(Entries taken from a collection)
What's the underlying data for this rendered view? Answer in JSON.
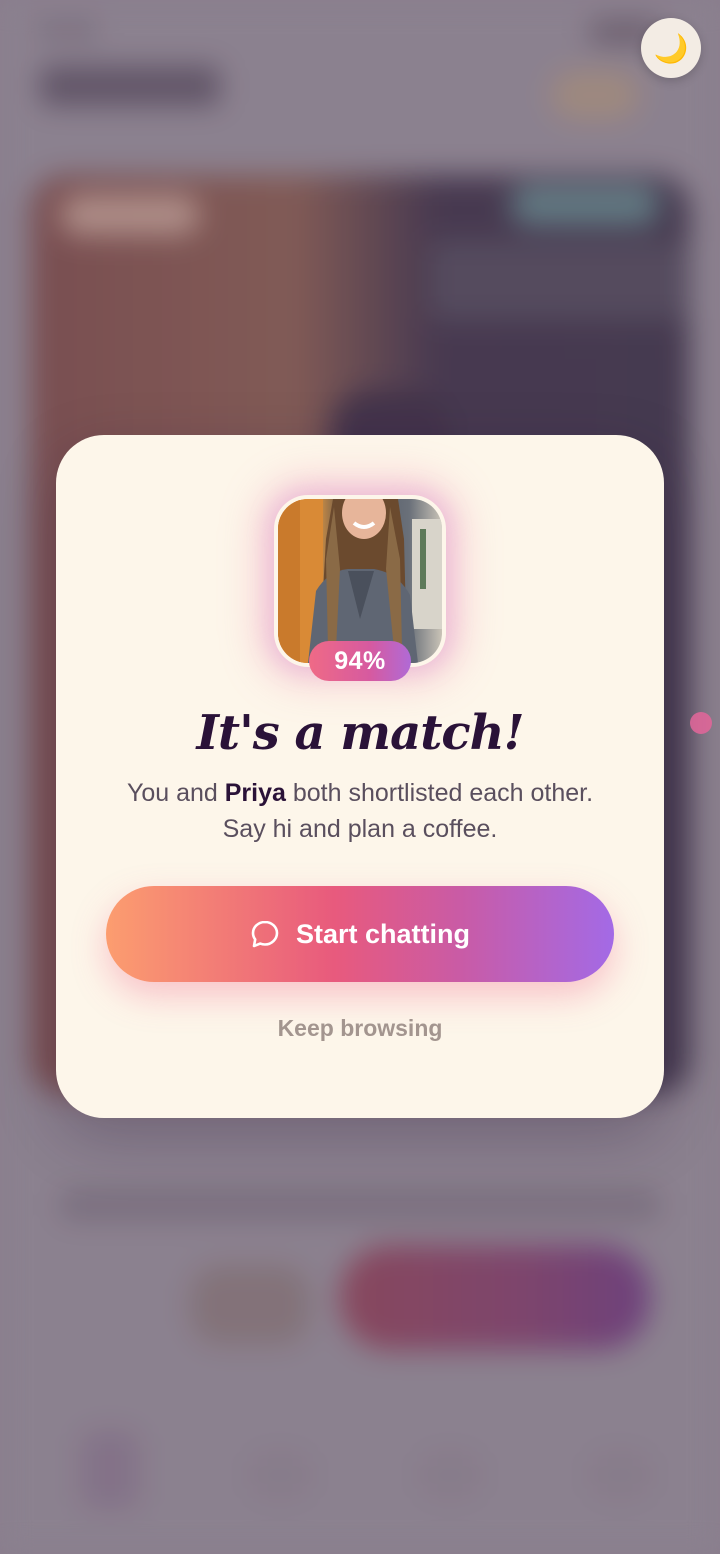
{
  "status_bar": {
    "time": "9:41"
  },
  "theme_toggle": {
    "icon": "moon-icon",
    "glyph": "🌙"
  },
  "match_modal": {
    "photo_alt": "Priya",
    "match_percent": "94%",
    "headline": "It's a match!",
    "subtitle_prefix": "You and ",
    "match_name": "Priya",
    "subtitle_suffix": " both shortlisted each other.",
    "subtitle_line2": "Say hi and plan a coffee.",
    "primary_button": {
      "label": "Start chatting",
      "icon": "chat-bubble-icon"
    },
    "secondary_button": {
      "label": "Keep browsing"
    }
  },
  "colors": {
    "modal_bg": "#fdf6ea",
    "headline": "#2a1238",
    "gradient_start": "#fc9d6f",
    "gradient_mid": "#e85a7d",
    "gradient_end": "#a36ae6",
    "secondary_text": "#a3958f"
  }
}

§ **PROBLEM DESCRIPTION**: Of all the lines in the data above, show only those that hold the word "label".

§ **ANSWER FOR THE TASK**:
      "label": "Start chatting",
      "label": "Keep browsing"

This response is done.